Should I have my child’s cholesterol checked?


High cholesterol runs in families. If your parents or grandparents have a history of high cholesterol, you may too. Having high blood cholesterol puts you at risk for heart disease, the leading cause of death in the United States. About 1 of every 6 adult Americans has high blood cholesterol.1

Cholesterol is a waxy substance produced naturally in the body and also found in some foods. Our bodies need cholesterol to function properly but, too much "bad" cholesterol can damage the arteries, leading to heart attacks and strokes. Over time, extra cholesterol can build up in your arteries depending on the rate at which your body breaks it down.

The more we learn about heart disease and stroke in adults, the more we know that the process begins in childhood and progresses over time," said Stephen R. Daniels, MD, PhD, FAAP, chair of the expert panel that reviewed the guidelines.2 "By working with families, we can keep kids at a lower lifetime risk and prevent more serious problems in adulthood." For more info on the guidelines, visit:

Recently the National Heart, Lung and Blood Institute (NHLBI) and the American Academy of Pediatrics (AAP) have recommended screening all children between the ages of nine and eleven and again between the ages of seventeen and twenty-one. Children who have inherited this condition have very high cholesterol levels beginning at a young age. The goal is to identify these children early so an action plan can be established to help manage the condition.

What can you do?

  • Eat a healthy diet
  • Maintain a healthy weight
  • Exercise regularly
  • Don't smoke
  • Treat high cholesterol

Download a tip sheet from the USDA with reminders about cutting back on sweets.

Helpful links:
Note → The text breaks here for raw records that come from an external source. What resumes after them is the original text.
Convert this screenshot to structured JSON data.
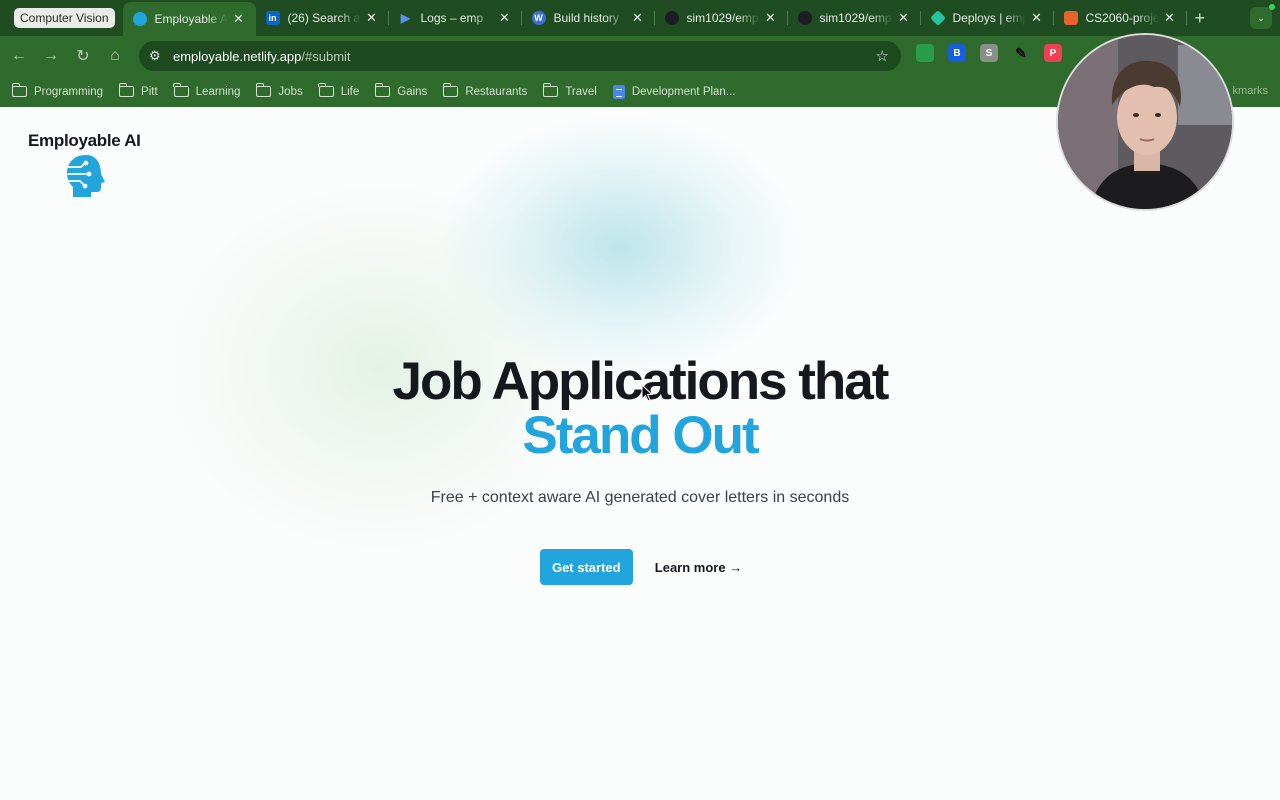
{
  "browser": {
    "tab_group_label": "Computer Vision",
    "tabs": [
      {
        "title": "Employable AI",
        "active": true,
        "favicon_color": "#22a4dc",
        "favicon_glyph": "globe"
      },
      {
        "title": "(26) Search a",
        "active": false,
        "favicon_color": "#0a66c2",
        "favicon_glyph": "in"
      },
      {
        "title": "Logs – emp",
        "active": false,
        "favicon_color": "#3b6fd4",
        "favicon_glyph": "play"
      },
      {
        "title": "Build history",
        "active": false,
        "favicon_color": "#3a6fd8",
        "favicon_glyph": "wp"
      },
      {
        "title": "sim1029/emp",
        "active": false,
        "favicon_color": "#1b1f23",
        "favicon_glyph": "github"
      },
      {
        "title": "sim1029/emp",
        "active": false,
        "favicon_color": "#1b1f23",
        "favicon_glyph": "github"
      },
      {
        "title": "Deploys | emp",
        "active": false,
        "favicon_color": "#25c2a0",
        "favicon_glyph": "diamond"
      },
      {
        "title": "CS2060-proje",
        "active": false,
        "favicon_color": "#e8622c",
        "favicon_glyph": "gitlab"
      }
    ],
    "new_tab_label": "+",
    "url_host": "employable.netlify.app",
    "url_path": "/#submit",
    "bookmarks": [
      {
        "label": "Programming",
        "type": "folder"
      },
      {
        "label": "Pitt",
        "type": "folder"
      },
      {
        "label": "Learning",
        "type": "folder"
      },
      {
        "label": "Jobs",
        "type": "folder"
      },
      {
        "label": "Life",
        "type": "folder"
      },
      {
        "label": "Gains",
        "type": "folder"
      },
      {
        "label": "Restaurants",
        "type": "folder"
      },
      {
        "label": "Travel",
        "type": "folder"
      },
      {
        "label": "Development Plan...",
        "type": "doc"
      }
    ],
    "bookmarks_right_label": "kmarks"
  },
  "site": {
    "brand_name": "Employable AI",
    "headline_line1": "Job Applications that",
    "headline_line2": "Stand Out",
    "subtitle": "Free + context aware AI generated cover letters in seconds",
    "primary_cta": "Get started",
    "secondary_cta": "Learn more →",
    "accent_color": "#22a4dc"
  }
}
  1. Schober SE, Carroll MD, Lacher DA, Hirsch R. High serum total cholesterol—an indicator for monitoring cholesterol lowering efforts; U.S. adults, 2005–2006. NCHS data brief no 2, Hyattsville, MD: National Center for Health Statistics. 2007.
  2. The Expert Panel Report on Integrated Guidelines for Cardiovascular Health and Risk Reduction in Children and Adolescents